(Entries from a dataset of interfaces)
== Segment start ==
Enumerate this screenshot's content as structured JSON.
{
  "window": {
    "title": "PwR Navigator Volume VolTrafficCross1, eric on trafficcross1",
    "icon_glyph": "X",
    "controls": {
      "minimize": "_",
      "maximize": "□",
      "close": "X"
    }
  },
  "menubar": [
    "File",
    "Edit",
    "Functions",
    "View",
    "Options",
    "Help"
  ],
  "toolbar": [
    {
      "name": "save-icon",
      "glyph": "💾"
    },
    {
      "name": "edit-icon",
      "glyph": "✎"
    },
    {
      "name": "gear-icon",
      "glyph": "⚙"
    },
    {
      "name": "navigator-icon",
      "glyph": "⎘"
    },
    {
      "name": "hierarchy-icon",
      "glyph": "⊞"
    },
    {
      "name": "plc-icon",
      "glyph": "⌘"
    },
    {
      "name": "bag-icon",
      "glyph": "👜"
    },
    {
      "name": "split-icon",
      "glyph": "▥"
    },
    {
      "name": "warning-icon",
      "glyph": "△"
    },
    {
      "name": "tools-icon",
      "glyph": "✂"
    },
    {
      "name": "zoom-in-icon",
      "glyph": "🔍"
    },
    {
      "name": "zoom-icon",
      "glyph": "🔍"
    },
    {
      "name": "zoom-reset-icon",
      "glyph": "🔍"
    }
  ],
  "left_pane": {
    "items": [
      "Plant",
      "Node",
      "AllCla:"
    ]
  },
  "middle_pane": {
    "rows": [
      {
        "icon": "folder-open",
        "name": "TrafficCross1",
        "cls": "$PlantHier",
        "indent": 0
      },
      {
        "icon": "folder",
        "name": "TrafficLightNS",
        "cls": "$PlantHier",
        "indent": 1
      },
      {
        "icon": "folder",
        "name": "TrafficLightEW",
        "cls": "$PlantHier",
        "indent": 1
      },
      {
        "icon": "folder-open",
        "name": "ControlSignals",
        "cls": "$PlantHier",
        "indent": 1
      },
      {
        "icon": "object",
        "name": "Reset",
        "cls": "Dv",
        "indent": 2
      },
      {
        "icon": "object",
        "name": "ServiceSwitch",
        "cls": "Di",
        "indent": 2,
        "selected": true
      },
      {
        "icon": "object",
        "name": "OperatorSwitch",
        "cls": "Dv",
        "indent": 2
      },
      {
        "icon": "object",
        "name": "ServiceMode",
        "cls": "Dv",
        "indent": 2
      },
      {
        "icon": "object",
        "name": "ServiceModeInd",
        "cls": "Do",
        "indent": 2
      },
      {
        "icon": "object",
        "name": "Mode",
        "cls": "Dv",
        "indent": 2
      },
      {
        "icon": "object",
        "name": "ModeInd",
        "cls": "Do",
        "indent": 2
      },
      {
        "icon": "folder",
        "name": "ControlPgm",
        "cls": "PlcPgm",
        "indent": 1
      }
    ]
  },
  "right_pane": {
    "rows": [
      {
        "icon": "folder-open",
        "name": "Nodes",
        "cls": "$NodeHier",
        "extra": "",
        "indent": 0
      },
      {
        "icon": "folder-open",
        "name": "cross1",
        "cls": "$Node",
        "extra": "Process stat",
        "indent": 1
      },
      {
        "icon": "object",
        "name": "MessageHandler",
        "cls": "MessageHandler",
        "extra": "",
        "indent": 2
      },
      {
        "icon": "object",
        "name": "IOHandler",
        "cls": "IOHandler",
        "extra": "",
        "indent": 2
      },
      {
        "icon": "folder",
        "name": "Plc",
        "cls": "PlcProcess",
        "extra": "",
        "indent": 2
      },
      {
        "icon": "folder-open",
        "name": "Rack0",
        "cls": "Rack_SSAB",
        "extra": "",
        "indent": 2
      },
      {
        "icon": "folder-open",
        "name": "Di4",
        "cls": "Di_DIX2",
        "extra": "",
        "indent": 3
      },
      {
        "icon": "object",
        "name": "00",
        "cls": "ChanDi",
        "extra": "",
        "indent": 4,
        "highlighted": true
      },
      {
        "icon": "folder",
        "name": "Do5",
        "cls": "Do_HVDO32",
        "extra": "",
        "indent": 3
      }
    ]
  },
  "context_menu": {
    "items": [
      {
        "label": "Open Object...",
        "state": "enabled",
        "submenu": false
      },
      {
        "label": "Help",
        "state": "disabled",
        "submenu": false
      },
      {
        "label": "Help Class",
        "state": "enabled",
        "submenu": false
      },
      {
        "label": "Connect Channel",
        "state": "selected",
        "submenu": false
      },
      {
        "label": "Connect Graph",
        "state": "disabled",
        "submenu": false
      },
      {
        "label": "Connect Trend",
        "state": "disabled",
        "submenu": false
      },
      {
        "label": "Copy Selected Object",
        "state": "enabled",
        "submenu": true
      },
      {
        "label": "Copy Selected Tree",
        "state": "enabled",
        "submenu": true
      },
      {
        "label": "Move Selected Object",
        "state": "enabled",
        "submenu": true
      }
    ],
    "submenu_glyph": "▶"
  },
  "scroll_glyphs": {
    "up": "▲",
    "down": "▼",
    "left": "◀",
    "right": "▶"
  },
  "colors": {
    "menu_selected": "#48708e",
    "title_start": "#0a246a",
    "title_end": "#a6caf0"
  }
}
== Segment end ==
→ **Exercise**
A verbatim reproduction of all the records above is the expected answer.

→ **Expected answer**
Enumerate this screenshot's content as structured JSON.
{
  "window": {
    "title": "PwR Navigator Volume VolTrafficCross1, eric on trafficcross1",
    "icon_glyph": "X",
    "controls": {
      "minimize": "_",
      "maximize": "□",
      "close": "X"
    }
  },
  "menubar": [
    "File",
    "Edit",
    "Functions",
    "View",
    "Options",
    "Help"
  ],
  "toolbar": [
    {
      "name": "save-icon",
      "glyph": "💾"
    },
    {
      "name": "edit-icon",
      "glyph": "✎"
    },
    {
      "name": "gear-icon",
      "glyph": "⚙"
    },
    {
      "name": "navigator-icon",
      "glyph": "⎘"
    },
    {
      "name": "hierarchy-icon",
      "glyph": "⊞"
    },
    {
      "name": "plc-icon",
      "glyph": "⌘"
    },
    {
      "name": "bag-icon",
      "glyph": "👜"
    },
    {
      "name": "split-icon",
      "glyph": "▥"
    },
    {
      "name": "warning-icon",
      "glyph": "△"
    },
    {
      "name": "tools-icon",
      "glyph": "✂"
    },
    {
      "name": "zoom-in-icon",
      "glyph": "🔍"
    },
    {
      "name": "zoom-icon",
      "glyph": "🔍"
    },
    {
      "name": "zoom-reset-icon",
      "glyph": "🔍"
    }
  ],
  "left_pane": {
    "items": [
      "Plant",
      "Node",
      "AllCla:"
    ]
  },
  "middle_pane": {
    "rows": [
      {
        "icon": "folder-open",
        "name": "TrafficCross1",
        "cls": "$PlantHier",
        "indent": 0
      },
      {
        "icon": "folder",
        "name": "TrafficLightNS",
        "cls": "$PlantHier",
        "indent": 1
      },
      {
        "icon": "folder",
        "name": "TrafficLightEW",
        "cls": "$PlantHier",
        "indent": 1
      },
      {
        "icon": "folder-open",
        "name": "ControlSignals",
        "cls": "$PlantHier",
        "indent": 1
      },
      {
        "icon": "object",
        "name": "Reset",
        "cls": "Dv",
        "indent": 2
      },
      {
        "icon": "object",
        "name": "ServiceSwitch",
        "cls": "Di",
        "indent": 2,
        "selected": true
      },
      {
        "icon": "object",
        "name": "OperatorSwitch",
        "cls": "Dv",
        "indent": 2
      },
      {
        "icon": "object",
        "name": "ServiceMode",
        "cls": "Dv",
        "indent": 2
      },
      {
        "icon": "object",
        "name": "ServiceModeInd",
        "cls": "Do",
        "indent": 2
      },
      {
        "icon": "object",
        "name": "Mode",
        "cls": "Dv",
        "indent": 2
      },
      {
        "icon": "object",
        "name": "ModeInd",
        "cls": "Do",
        "indent": 2
      },
      {
        "icon": "folder",
        "name": "ControlPgm",
        "cls": "PlcPgm",
        "indent": 1
      }
    ]
  },
  "right_pane": {
    "rows": [
      {
        "icon": "folder-open",
        "name": "Nodes",
        "cls": "$NodeHier",
        "extra": "",
        "indent": 0
      },
      {
        "icon": "folder-open",
        "name": "cross1",
        "cls": "$Node",
        "extra": "Process stat",
        "indent": 1
      },
      {
        "icon": "object",
        "name": "MessageHandler",
        "cls": "MessageHandler",
        "extra": "",
        "indent": 2
      },
      {
        "icon": "object",
        "name": "IOHandler",
        "cls": "IOHandler",
        "extra": "",
        "indent": 2
      },
      {
        "icon": "folder",
        "name": "Plc",
        "cls": "PlcProcess",
        "extra": "",
        "indent": 2
      },
      {
        "icon": "folder-open",
        "name": "Rack0",
        "cls": "Rack_SSAB",
        "extra": "",
        "indent": 2
      },
      {
        "icon": "folder-open",
        "name": "Di4",
        "cls": "Di_DIX2",
        "extra": "",
        "indent": 3
      },
      {
        "icon": "object",
        "name": "00",
        "cls": "ChanDi",
        "extra": "",
        "indent": 4,
        "highlighted": true
      },
      {
        "icon": "folder",
        "name": "Do5",
        "cls": "Do_HVDO32",
        "extra": "",
        "indent": 3
      }
    ]
  },
  "context_menu": {
    "items": [
      {
        "label": "Open Object...",
        "state": "enabled",
        "submenu": false
      },
      {
        "label": "Help",
        "state": "disabled",
        "submenu": false
      },
      {
        "label": "Help Class",
        "state": "enabled",
        "submenu": false
      },
      {
        "label": "Connect Channel",
        "state": "selected",
        "submenu": false
      },
      {
        "label": "Connect Graph",
        "state": "disabled",
        "submenu": false
      },
      {
        "label": "Connect Trend",
        "state": "disabled",
        "submenu": false
      },
      {
        "label": "Copy Selected Object",
        "state": "enabled",
        "submenu": true
      },
      {
        "label": "Copy Selected Tree",
        "state": "enabled",
        "submenu": true
      },
      {
        "label": "Move Selected Object",
        "state": "enabled",
        "submenu": true
      }
    ],
    "submenu_glyph": "▶"
  },
  "scroll_glyphs": {
    "up": "▲",
    "down": "▼",
    "left": "◀",
    "right": "▶"
  },
  "colors": {
    "menu_selected": "#48708e",
    "title_start": "#0a246a",
    "title_end": "#a6caf0"
  }
}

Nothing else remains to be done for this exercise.